• [Task objective]: Print the data once more, exactly as given. Drop the pictures.

Exercise inputs START

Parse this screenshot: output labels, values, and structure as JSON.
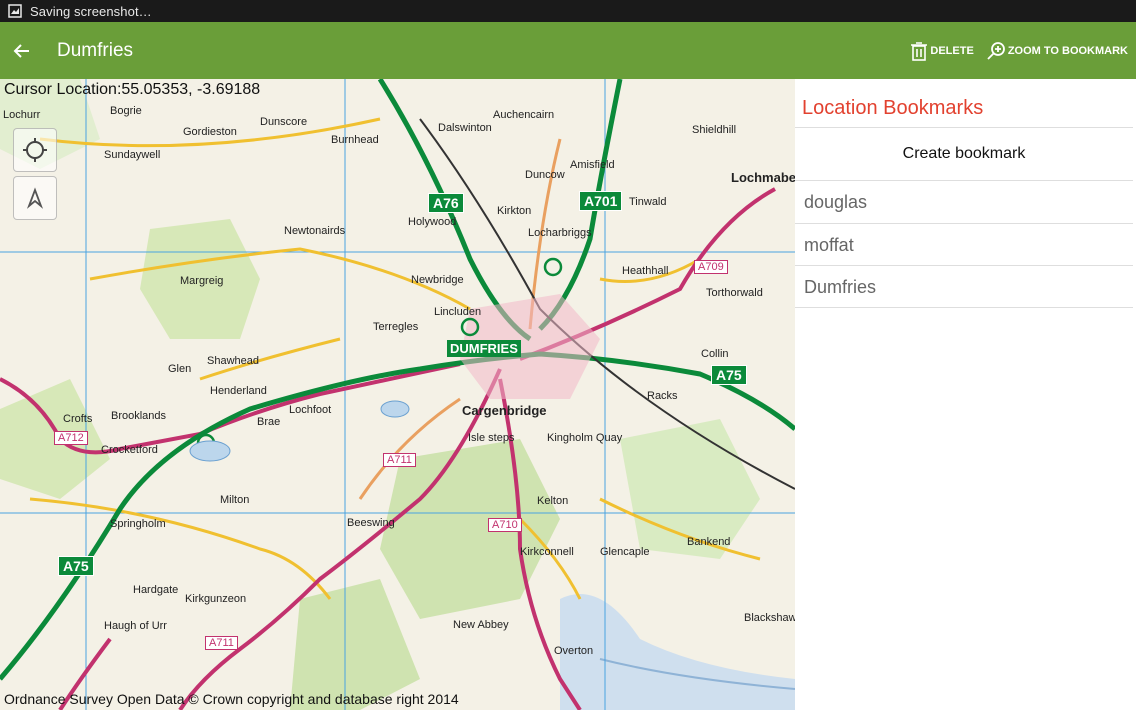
{
  "status_bar": {
    "text": "Saving screenshot…"
  },
  "action_bar": {
    "title": "Dumfries",
    "delete_label": "DELETE",
    "zoom_label": "ZOOM TO BOOKMARK",
    "color": "#6a9e39"
  },
  "map": {
    "cursor_location": "Cursor Location:55.05353, -3.69188",
    "attribution": "Ordnance Survey Open Data © Crown copyright and database right 2014",
    "places": [
      "Locharbriggs",
      "Newbridge",
      "Lincluden",
      "Terregles",
      "Holywood",
      "Newtonairds",
      "Margreig",
      "Shawhead",
      "Glen",
      "Henderland",
      "Lochfoot",
      "Brae",
      "Crocketford",
      "Brooklands",
      "Crofts",
      "Milton",
      "Springholm",
      "Hardgate",
      "Kirkgunzeon",
      "Haugh of Urr",
      "Isle steps",
      "Kingholm Quay",
      "Kelton",
      "Glencaple",
      "Bankend",
      "Racks",
      "Collin",
      "Tinwald",
      "Amisfield",
      "Duncow",
      "Kirkton",
      "Auchencairn",
      "Dalswinton",
      "Dunscore",
      "Burnhead",
      "Gordieston",
      "Bogrie",
      "Sundaywell",
      "Heathhall",
      "Torthorwald",
      "Beeswing",
      "New Abbey",
      "Kirkconnell",
      "Overton",
      "Blackshaw",
      "Lochmabe",
      "Cargenbridge",
      "Shieldhill",
      "Lochurr"
    ],
    "town_label": "DUMFRIES",
    "road_tags": [
      "A76",
      "A701",
      "A75",
      "A75"
    ],
    "pink_tags": [
      "A712",
      "A711",
      "A710",
      "A709",
      "A711"
    ]
  },
  "panel": {
    "title": "Location Bookmarks",
    "create_label": "Create bookmark",
    "bookmarks": [
      "douglas",
      "moffat",
      "Dumfries"
    ],
    "accent": "#e2412f"
  }
}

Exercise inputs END

• [The completed task]:
Parse this screenshot: output labels, values, and structure as JSON.
{
  "status_bar": {
    "text": "Saving screenshot…"
  },
  "action_bar": {
    "title": "Dumfries",
    "delete_label": "DELETE",
    "zoom_label": "ZOOM TO BOOKMARK",
    "color": "#6a9e39"
  },
  "map": {
    "cursor_location": "Cursor Location:55.05353, -3.69188",
    "attribution": "Ordnance Survey Open Data © Crown copyright and database right 2014",
    "places": [
      "Locharbriggs",
      "Newbridge",
      "Lincluden",
      "Terregles",
      "Holywood",
      "Newtonairds",
      "Margreig",
      "Shawhead",
      "Glen",
      "Henderland",
      "Lochfoot",
      "Brae",
      "Crocketford",
      "Brooklands",
      "Crofts",
      "Milton",
      "Springholm",
      "Hardgate",
      "Kirkgunzeon",
      "Haugh of Urr",
      "Isle steps",
      "Kingholm Quay",
      "Kelton",
      "Glencaple",
      "Bankend",
      "Racks",
      "Collin",
      "Tinwald",
      "Amisfield",
      "Duncow",
      "Kirkton",
      "Auchencairn",
      "Dalswinton",
      "Dunscore",
      "Burnhead",
      "Gordieston",
      "Bogrie",
      "Sundaywell",
      "Heathhall",
      "Torthorwald",
      "Beeswing",
      "New Abbey",
      "Kirkconnell",
      "Overton",
      "Blackshaw",
      "Lochmabe",
      "Cargenbridge",
      "Shieldhill",
      "Lochurr"
    ],
    "town_label": "DUMFRIES",
    "road_tags": [
      "A76",
      "A701",
      "A75",
      "A75"
    ],
    "pink_tags": [
      "A712",
      "A711",
      "A710",
      "A709",
      "A711"
    ]
  },
  "panel": {
    "title": "Location Bookmarks",
    "create_label": "Create bookmark",
    "bookmarks": [
      "douglas",
      "moffat",
      "Dumfries"
    ],
    "accent": "#e2412f"
  }
}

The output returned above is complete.